The city of Preston offers one inspiring example of how businesses such as Kitty’s fit into wider societal models which offer crucial infrastructural change. As a reaction to cuts to local council and big businesses pulling out of planned regeneration work, Preston shifted their thinking towards principals of municipal socialism, and began to carry out community wealth building often through using the services of local businesses. Preston City Council now works with institutions like schools, universities and hospitals to provide contracts to businesses operating in and around Preston rather than outsourcing to private national companies. The result is more wealth being kept and spent between people within the local area. There has also been a successful push for companies to adopt the Living Wage, as well as the creation of the Preston Co-operative Development Network, which aims to promote worker co-operatives and employee buy-outs of businesses, for example. When a council reduces the control they have, this allows people to have greater control over their own agendas. Much needed regeneration, but achieved through focused organisation and community led businesses, committed to steering well clear of private companies, who too often favour quick profits at the expense of real investment in the area and the people living there.
There is an alternative to austerity and cuts, which is actually listening to the concerns people have in a more positive and proactive way. We should reject the manifestation of racism and nationalism that has become prominent in discussions around how the UK has shifted and changed, and switch our thinking to how we can tackle capital to improve everyone’s quality of life. Simplified narratives and political slogans are not what will provide this. As Grace says, “It’s just great, because you don’t even have to get into a particularly theoretical conversation. You know, all these racists who are going round, talking about making England great, and of forgotten towns – this is the answer to that, and it is actually trying to listen to those concerns, and do something about them in a proactive way that’s tackling capital more than it is blaming it on people who aren’t actually to blame.” There is power in recognising the complexity of the world around us, and one alternative which will begin to produce positive change is a greater care for those around you, enacted through active community organising which allows people to have more power over the decisions that affect their lived experiences.

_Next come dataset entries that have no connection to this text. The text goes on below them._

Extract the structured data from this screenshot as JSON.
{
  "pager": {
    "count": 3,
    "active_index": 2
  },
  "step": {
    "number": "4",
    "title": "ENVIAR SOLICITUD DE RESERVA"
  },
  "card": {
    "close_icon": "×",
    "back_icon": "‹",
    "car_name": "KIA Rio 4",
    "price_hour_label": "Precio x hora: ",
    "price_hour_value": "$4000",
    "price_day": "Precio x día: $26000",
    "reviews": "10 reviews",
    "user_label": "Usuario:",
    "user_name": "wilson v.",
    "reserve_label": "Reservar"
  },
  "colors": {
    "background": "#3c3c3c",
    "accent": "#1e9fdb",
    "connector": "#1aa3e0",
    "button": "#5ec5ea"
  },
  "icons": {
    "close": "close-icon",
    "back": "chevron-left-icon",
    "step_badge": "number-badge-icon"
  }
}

If we’re interested in the sort of social impact that Kitty’s Launderette hopes to be able to carry out in the future, then our support is vital. Whether this means doing your laundry there, employing Kitty’s as your commercial laundry service, working with them on a project you have in mind, or spending time in the space, your support will become a key part of a much wider network of people all pushing for positive and meaningful change in our communities and in our city.
Words: Tom Doubtfire
Kitty’s Launderette is open Monday, Thursday and Friday 9.30am to 8pm, and 10am to 8pm on Saturdays and Sundays. If you would like to contribute to the Talk Of The Washhouse project then there are drop-in sessions specifically for that with Kerrie running every Thursday at the launderette from 1pm until 8pm.